I’m not quite sure how we managed, yet we did.
After we paid the bill (I insisted on paying, which caused the Sire to glower but otherwise made no objection) Willow proposed a walk in the gardens. There were three votes in favor, one against (along with a grumbled complaint about the poor quality of the gardens and the ineptitude of the gardener) so the walk was agreed upon.
I walked with my inamorata, while Mummy walked with the Sire. I should rather say ‘walked the Sire,’ as there was every indication that Mummy wished she had a collar and leash with her to get Father to walk at heel.
The night was quite mild, with flowers all around us. I was quite conscious of two things:
How ravishing Willow looked, limned in moonlight.
And the sotto voce muttering between my parents a few steps behind us.
Rather disconcerting, all in all. Rather like those new, avant-garde musical productions where the more out-of-tune the instruments are, the better. Our walk was like that – a romantic violin duet, with a dramatic but discordant rumble beneath it.
Certain memories of triggering a small-scale riot at l’Etoile were also coming to the fore.
I wonder if Chef Joseph really did know a recipe for poutine.
By the time I kissed Mummy’s cheek and wished her and Father good-night, however, the lack of sleep was starting to make itself felt.

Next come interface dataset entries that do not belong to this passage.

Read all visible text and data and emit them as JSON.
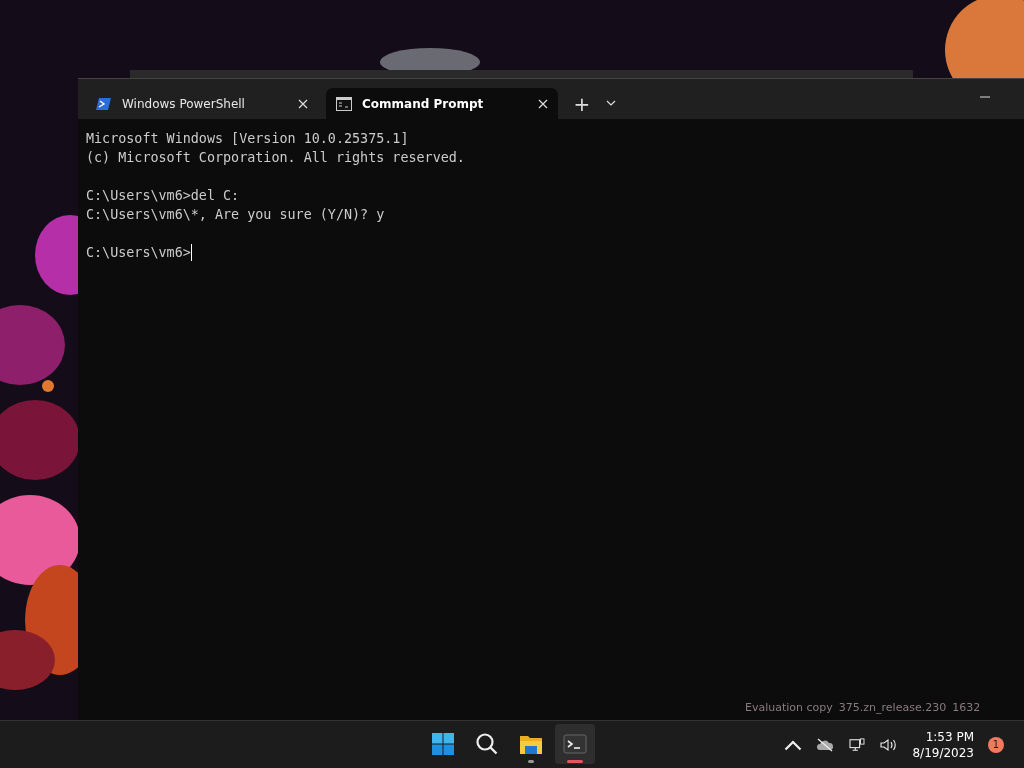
{
  "desktop": {
    "watermark": [
      "Evaluation copy",
      "375.zn_release.230",
      "1632"
    ]
  },
  "window": {
    "tabs": [
      {
        "label": "Windows PowerShell",
        "kind": "powershell",
        "selected": false
      },
      {
        "label": "Command Prompt",
        "kind": "cmd",
        "selected": true
      }
    ],
    "new_tab": "+"
  },
  "terminal": {
    "blocks": [
      {
        "lines": [
          "Microsoft Windows [Version 10.0.25375.1]",
          "(c) Microsoft Corporation. All rights reserved."
        ]
      },
      {
        "lines": [
          "C:\\Users\\vm6>del C:",
          "C:\\Users\\vm6\\*, Are you sure (Y/N)? y"
        ]
      },
      {
        "lines": [
          "C:\\Users\\vm6>"
        ]
      }
    ],
    "cursor": true
  },
  "taskbar": {
    "apps": [
      {
        "kind": "start",
        "selected": false,
        "running": false
      },
      {
        "kind": "search",
        "selected": false,
        "running": false
      },
      {
        "kind": "explorer",
        "selected": false,
        "running": true
      },
      {
        "kind": "terminal",
        "selected": true,
        "running": true
      }
    ],
    "time": "1:53 PM",
    "date": "8/19/2023",
    "notifications": "1"
  }
}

I had, after all, had very little sleep, and Willow looked exhausted as well.
I walked Willow to her door, and we kissed. “Darling,” she said, “I’m proud of you.”
“Thank you, Willow, but . . . “
“I was just tired. And sober.” I winked at her. “Good-night, love. Will I see you for breakfast?”